The protests against the restrictions imposed by China in its “zero covid” strategy extended this Saturday and Sunday (11.27.2022) to major cities such as Beijing, Shanghai or Nanjing, after the death of a dozen people in a fire building apparently confined to construction.
Shanghai police used pepper spray on about 300 protesters, according to a witness.
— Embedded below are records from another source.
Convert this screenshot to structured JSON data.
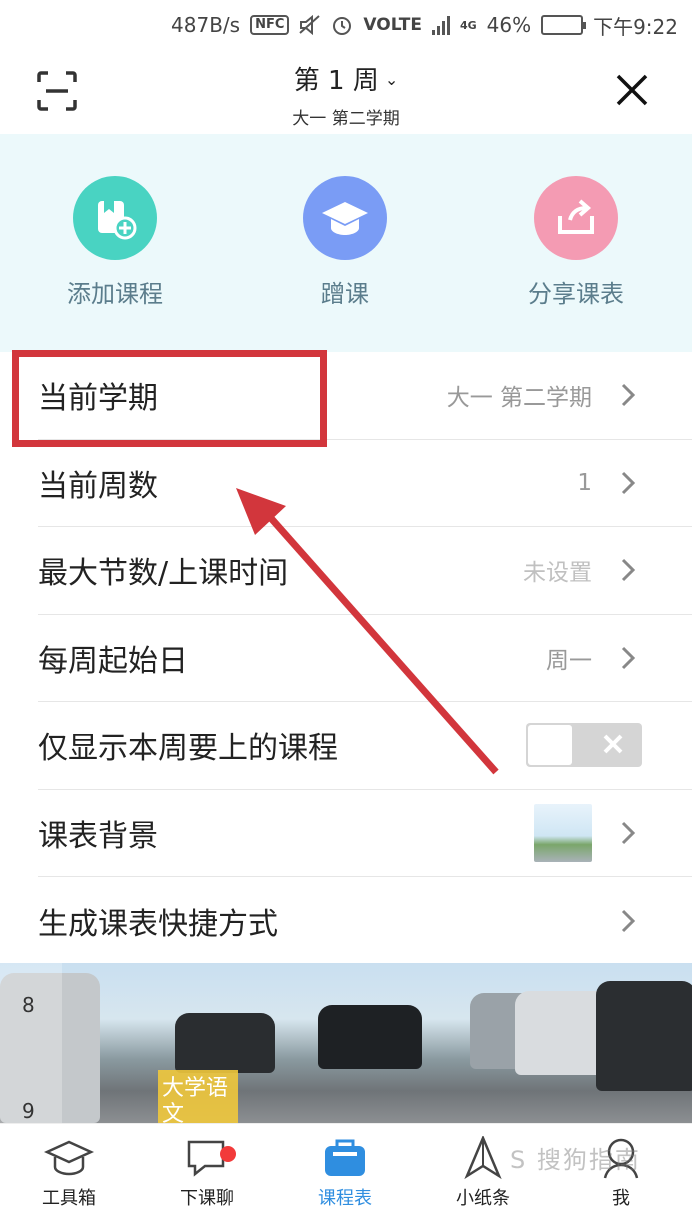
{
  "status_bar": {
    "speed": "487B/s",
    "nfc": "NFC",
    "network": "VOLTE",
    "net_type": "4G",
    "battery": "46%",
    "battery_level": 0.46,
    "time": "下午9:22"
  },
  "header": {
    "week": "第 1 周",
    "term": "大一  第二学期"
  },
  "actions": [
    {
      "label": "添加课程",
      "icon": "add-course-icon",
      "color": "#49d3c2"
    },
    {
      "label": "蹭课",
      "icon": "graduation-cap-icon",
      "color": "#7a9cf5"
    },
    {
      "label": "分享课表",
      "icon": "share-icon",
      "color": "#f49bb3"
    }
  ],
  "settings": {
    "current_term": {
      "label": "当前学期",
      "value": "大一  第二学期"
    },
    "current_week": {
      "label": "当前周数",
      "value": "1"
    },
    "max_sections": {
      "label": "最大节数/上课时间",
      "value": "未设置"
    },
    "week_start": {
      "label": "每周起始日",
      "value": "周一"
    },
    "only_this_week": {
      "label": "仅显示本周要上的课程",
      "enabled": false
    },
    "background": {
      "label": "课表背景"
    },
    "shortcut": {
      "label": "生成课表快捷方式"
    }
  },
  "timetable_preview": {
    "numbers": [
      "8",
      "9"
    ],
    "course": "大学语文"
  },
  "bottom_nav": [
    {
      "label": "工具箱",
      "icon": "toolbox-icon"
    },
    {
      "label": "下课聊",
      "icon": "chat-icon"
    },
    {
      "label": "课程表",
      "icon": "timetable-icon"
    },
    {
      "label": "小纸条",
      "icon": "paper-plane-icon"
    },
    {
      "label": "我",
      "icon": "profile-icon"
    }
  ],
  "watermark": "S 搜狗指南"
}
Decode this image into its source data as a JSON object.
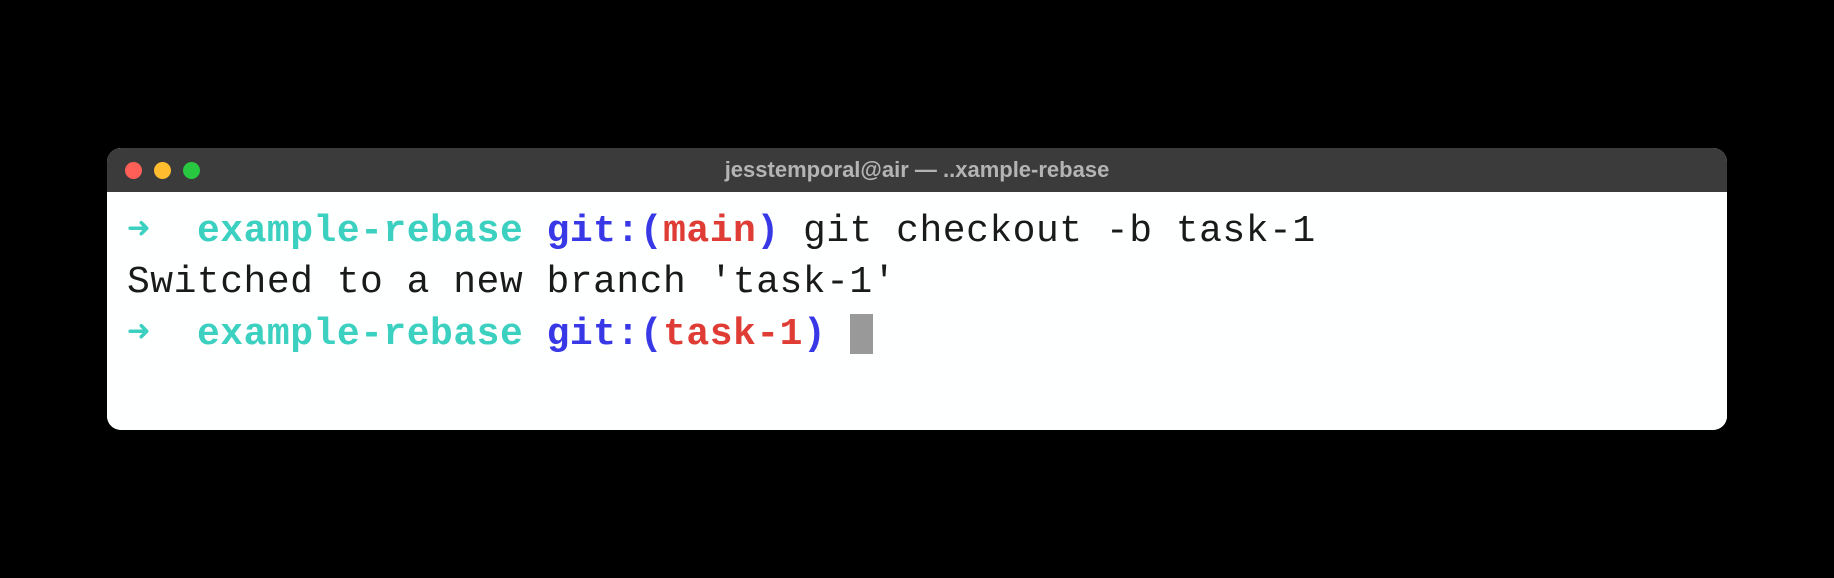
{
  "window": {
    "title": "jesstemporal@air — ..xample-rebase"
  },
  "lines": {
    "line1": {
      "arrow": "➜",
      "directory": "example-rebase",
      "git_prefix": "git:(",
      "branch": "main",
      "git_suffix": ")",
      "command": "git checkout -b task-1"
    },
    "line2": {
      "output": "Switched to a new branch 'task-1'"
    },
    "line3": {
      "arrow": "➜",
      "directory": "example-rebase",
      "git_prefix": "git:(",
      "branch": "task-1",
      "git_suffix": ")"
    }
  }
}
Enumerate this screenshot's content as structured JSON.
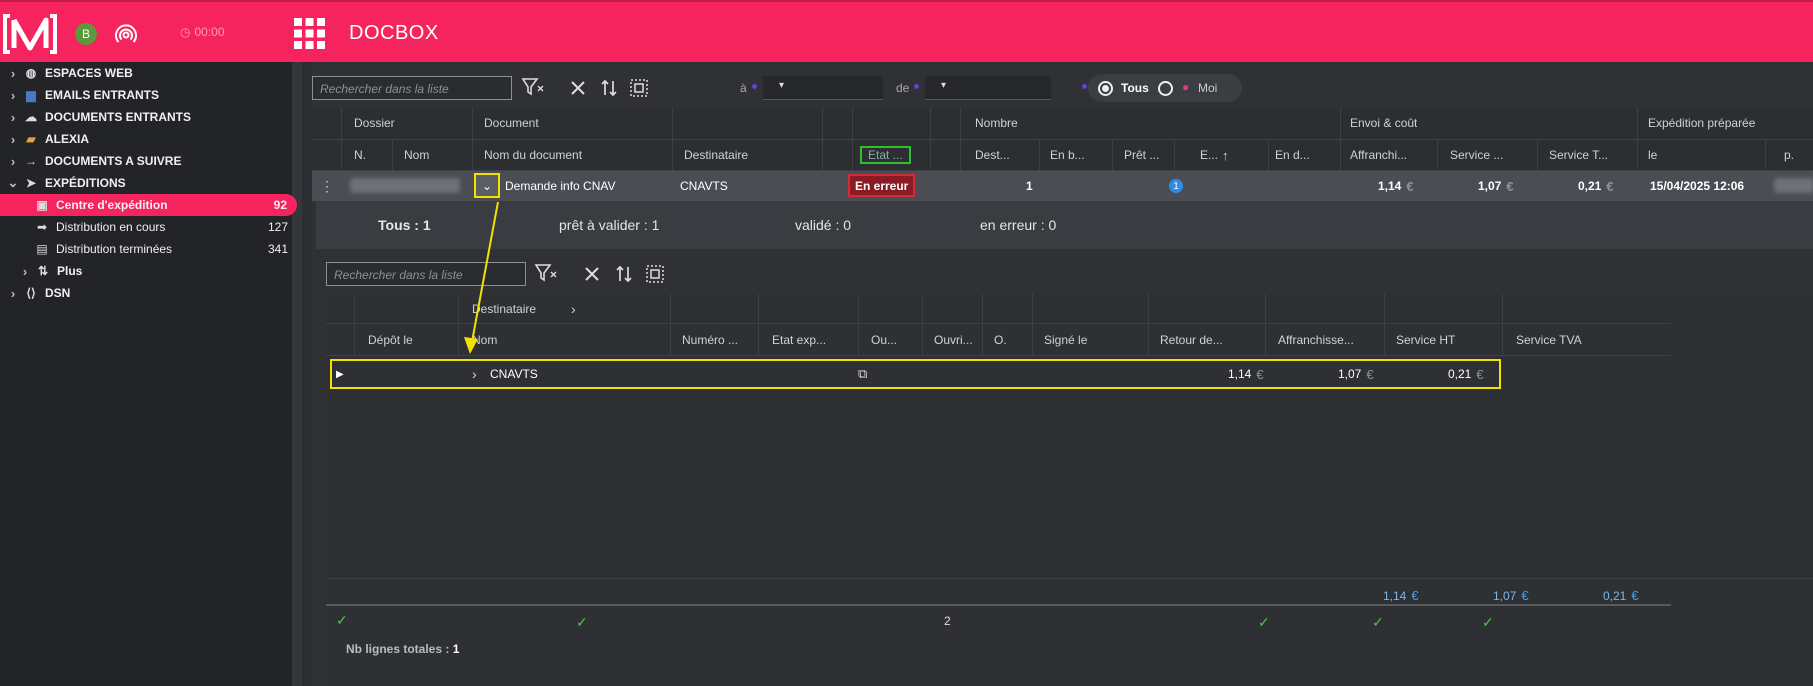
{
  "app": {
    "title": "DOCBOX",
    "avatar_letter": "B",
    "timer": "00:00"
  },
  "colors": {
    "brand": "#f5245f",
    "highlight": "#f2e200",
    "ok": "#4cc24c",
    "error": "#c61f2f",
    "info": "#4d9be8"
  },
  "sidebar": {
    "items": [
      {
        "label": "ESPACES WEB",
        "icon": "globe-icon"
      },
      {
        "label": "EMAILS ENTRANTS",
        "icon": "inbox-icon"
      },
      {
        "label": "DOCUMENTS ENTRANTS",
        "icon": "cloud-download-icon"
      },
      {
        "label": "ALEXIA",
        "icon": "folder-icon"
      },
      {
        "label": "DOCUMENTS A SUIVRE",
        "icon": "arrow-right-icon"
      },
      {
        "label": "EXPÉDITIONS",
        "icon": "send-icon"
      },
      {
        "label": "Centre d'expédition",
        "count": "92",
        "icon": "mailbox-icon"
      },
      {
        "label": "Distribution en cours",
        "count": "127",
        "icon": "truck-arrow-icon"
      },
      {
        "label": "Distribution terminées",
        "count": "341",
        "icon": "archive-icon"
      },
      {
        "label": "Plus",
        "icon": "sort-icon"
      },
      {
        "label": "DSN",
        "icon": "code-icon"
      }
    ]
  },
  "toolbar": {
    "search_placeholder": "Rechercher dans la liste",
    "to_label": "à",
    "from_label": "de",
    "scope_all": "Tous",
    "scope_me": "Moi"
  },
  "table": {
    "groups": [
      "Dossier",
      "Document",
      "Nombre",
      "Envoi & coût",
      "Expédition préparée"
    ],
    "columns": [
      "N.",
      "Nom",
      "Nom du document",
      "Destinataire",
      "Etat ...",
      "Dest...",
      "En b...",
      "Prêt ...",
      "E...",
      "En d...",
      "Affranchi...",
      "Service ...",
      "Service T...",
      "le",
      "p."
    ],
    "row": {
      "document": "Demande info CNAV",
      "recipient": "CNAVTS",
      "status": "En erreur",
      "dest_count": "1",
      "ready_badge": "1",
      "postage": "1,14",
      "service": "1,07",
      "tax": "0,21",
      "prepared_date": "15/04/2025 12:06",
      "currency": "€"
    }
  },
  "summary": {
    "all": "Tous : 1",
    "ready": "prêt à valider : 1",
    "validated": "validé : 0",
    "error": "en erreur : 0"
  },
  "subtable": {
    "search_placeholder": "Rechercher dans la liste",
    "group": "Destinataire",
    "columns": [
      "Dépôt le",
      "Nom",
      "Numéro ...",
      "Etat exp...",
      "Ou...",
      "Ouvri...",
      "O.",
      "Signé le",
      "Retour de...",
      "Affranchisse...",
      "Service HT",
      "Service TVA"
    ],
    "row": {
      "name": "CNAVTS",
      "postage": "1,14",
      "service": "1,07",
      "tax": "0,21"
    },
    "totals": {
      "postage": "1,14",
      "service": "1,07",
      "tax": "0,21",
      "count": "2"
    },
    "footer_label": "Nb lignes totales :",
    "footer_value": "1"
  }
}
They gathered on Saturday night to mourn the deaths of at least 10 people in a fire that broke out last week in Urumqi, in the country’s northwest Xinjiang region.
Videos posted on social media claiming to have been filmed in Nanjing, Guangzhou and at least five other cities showed protesters grappling with police in white protective suits or dismantling barricades used to cordon off neighborhoods.
While the official press does not report the incidents, some recordings showed how dozens of people yesterday tore down the fences with which the authorities close the confined residential complexes in the vast Tiantongyuan residential complex, north of Beijing, sometimes described by the media Chinese as the largest in Asia, with about 700,000 residents.
High levels of infections in Beijing
The Chinese capital, particularly protected against outbreaks since 2020, is now experiencing its highest levels of infections: according to the latest official report, more than 4,300 new cases were detected this Saturday, of which 82% are asymptomatic according to the standards of the health authorities.
These figures, low by international standards but intolerable for the Chinese authorities, have led to restrictions and confinements that affect a large part of the capital’s population, as has already happened this year in other areas of the country such as Urumqi or the eastern megalopolis of Shanghai, which this year it experienced a harsh lockdown that lasted more than two months in some areas.
Precisely in that city, and precisely in Urumqi street, hundreds of people gathered yesterday evening to celebrate a vigil in memory of those who died in the fire which passed in a mostly peaceful manner, according to online testimonies, including some say there have been arrests.
Recordings show groups of protesters chanting “Those who refuse to be slaves, stand up” – a verse from China’s national anthem – or “The International”, shouting “we want freedom”, “we don’t want to take PCR tests “. or “who fuck QR codes”, referring to the obligation to scan health QR codes with a mobile application at the entrance to any establishment or even in parks so that, when the authorities detect an infection, they can determine who has had it always in contact with that person.
Slogan against the communist regime
At one point in the night, a group of people even chanted “Down with the Communist Party, down with Xi Jinping,” a rare public display of disapproval of the country’s leader’s policies.
According to the specialized portal What’s On Weibo, numerous commentators of the Weibo social network – the local equivalent of Twitter, censored in the country – expressed support for the vigil but, above all, asked the participants to protect themselves, before the censors of the platform banned to comment on the etiquette used to talk about the topic.
The same portal indicates that, at a university in the eastern city of Nanjing, many students gathered on campus last night and lit the flashlights of their cell phones as a vigil for those killed in Urumqi.
Meanwhile in another university, in this case in Xi’an (downtown), a city also victim of harsh lockdowns, a group of students took to the streets of the campus to express their discontent with the anti-covid lockdowns, which they also this year was a major drag on the national economy.
According to data from the National Health Commission, China broke the covid infection record for the fourth consecutive day by detecting nearly 40,000 new infections this Saturday, although more than 90% of them are considered asymptomatic and do not add to the official case tolls . confirmed.